- _Your objective_: Restate all the data word for word and omit the pictures.

- _Information_:
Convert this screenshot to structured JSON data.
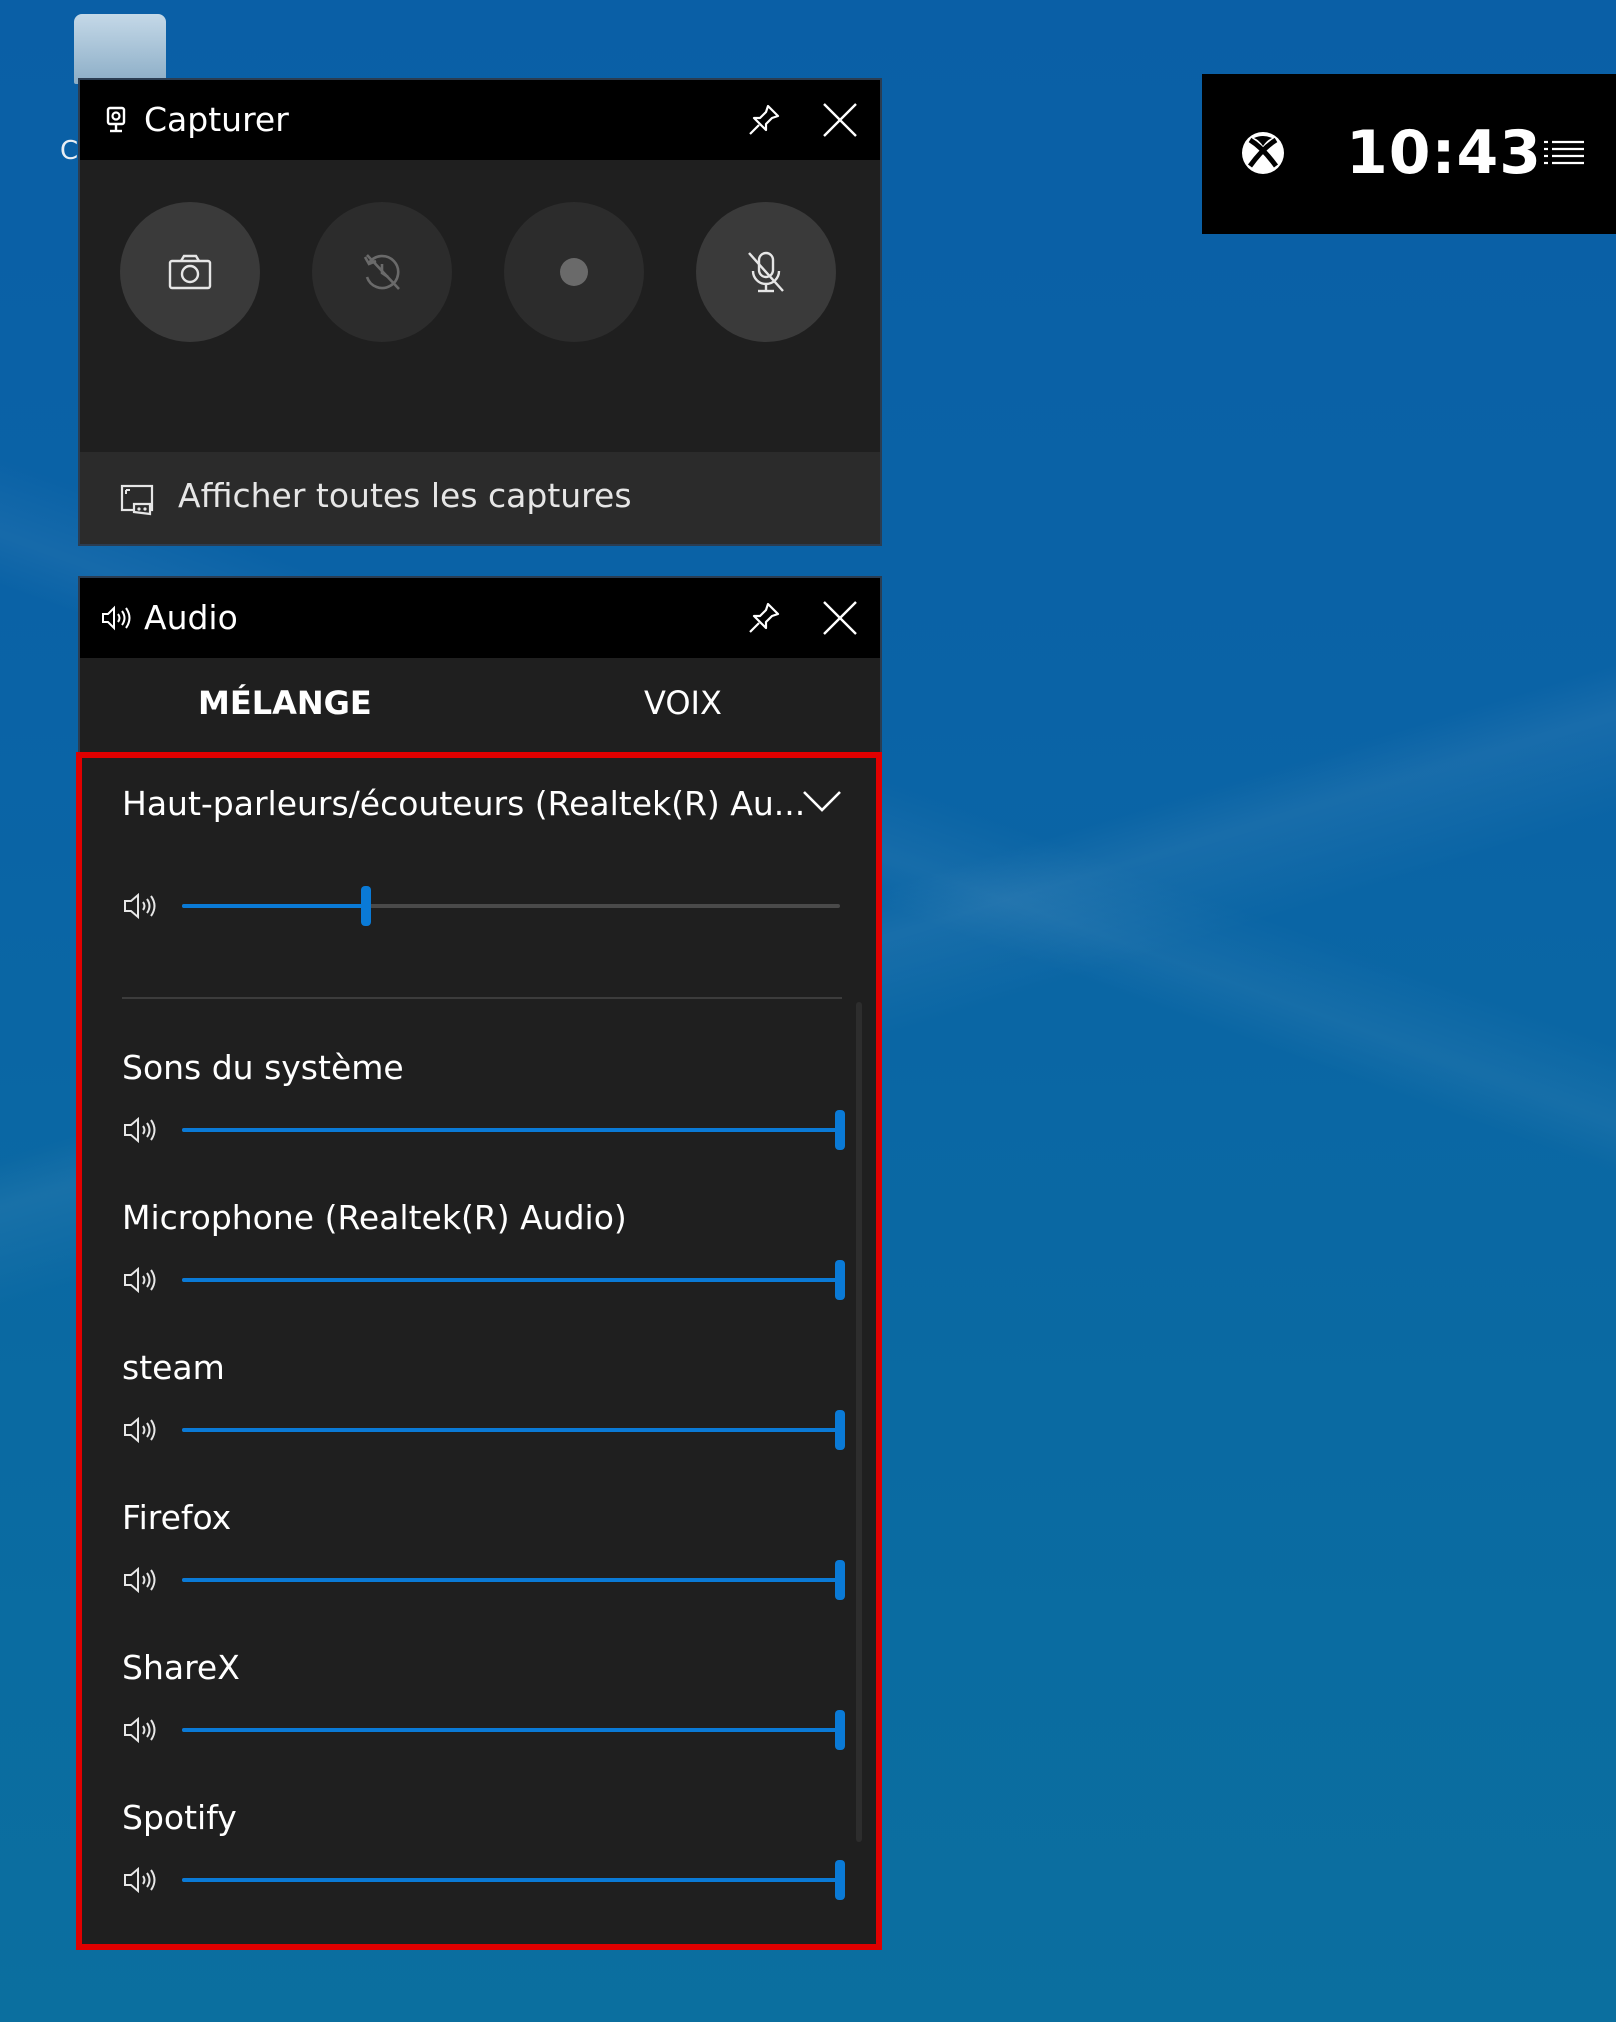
{
  "capture": {
    "title": "Capturer",
    "show_all_label": "Afficher toutes les captures"
  },
  "audio": {
    "title": "Audio",
    "tabs": [
      {
        "label": "MÉLANGE",
        "active": true
      },
      {
        "label": "VOIX",
        "active": false
      }
    ],
    "output_device": "Haut-parleurs/écouteurs (Realtek(R) Au...",
    "master_volume": 0.28,
    "apps": [
      {
        "name": "Sons du système",
        "volume": 1.0
      },
      {
        "name": "Microphone (Realtek(R) Audio)",
        "volume": 1.0
      },
      {
        "name": "steam",
        "volume": 1.0
      },
      {
        "name": "Firefox",
        "volume": 1.0
      },
      {
        "name": "ShareX",
        "volume": 1.0
      },
      {
        "name": "Spotify",
        "volume": 1.0
      }
    ]
  },
  "gamebar": {
    "time": "10:43"
  },
  "colors": {
    "accent": "#0a7ad6",
    "highlight_frame": "#e00000"
  }
}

- _Final answer_:
Convert this screenshot to structured JSON data.
{
  "capture": {
    "title": "Capturer",
    "show_all_label": "Afficher toutes les captures"
  },
  "audio": {
    "title": "Audio",
    "tabs": [
      {
        "label": "MÉLANGE",
        "active": true
      },
      {
        "label": "VOIX",
        "active": false
      }
    ],
    "output_device": "Haut-parleurs/écouteurs (Realtek(R) Au...",
    "master_volume": 0.28,
    "apps": [
      {
        "name": "Sons du système",
        "volume": 1.0
      },
      {
        "name": "Microphone (Realtek(R) Audio)",
        "volume": 1.0
      },
      {
        "name": "steam",
        "volume": 1.0
      },
      {
        "name": "Firefox",
        "volume": 1.0
      },
      {
        "name": "ShareX",
        "volume": 1.0
      },
      {
        "name": "Spotify",
        "volume": 1.0
      }
    ]
  },
  "gamebar": {
    "time": "10:43"
  },
  "colors": {
    "accent": "#0a7ad6",
    "highlight_frame": "#e00000"
  }
}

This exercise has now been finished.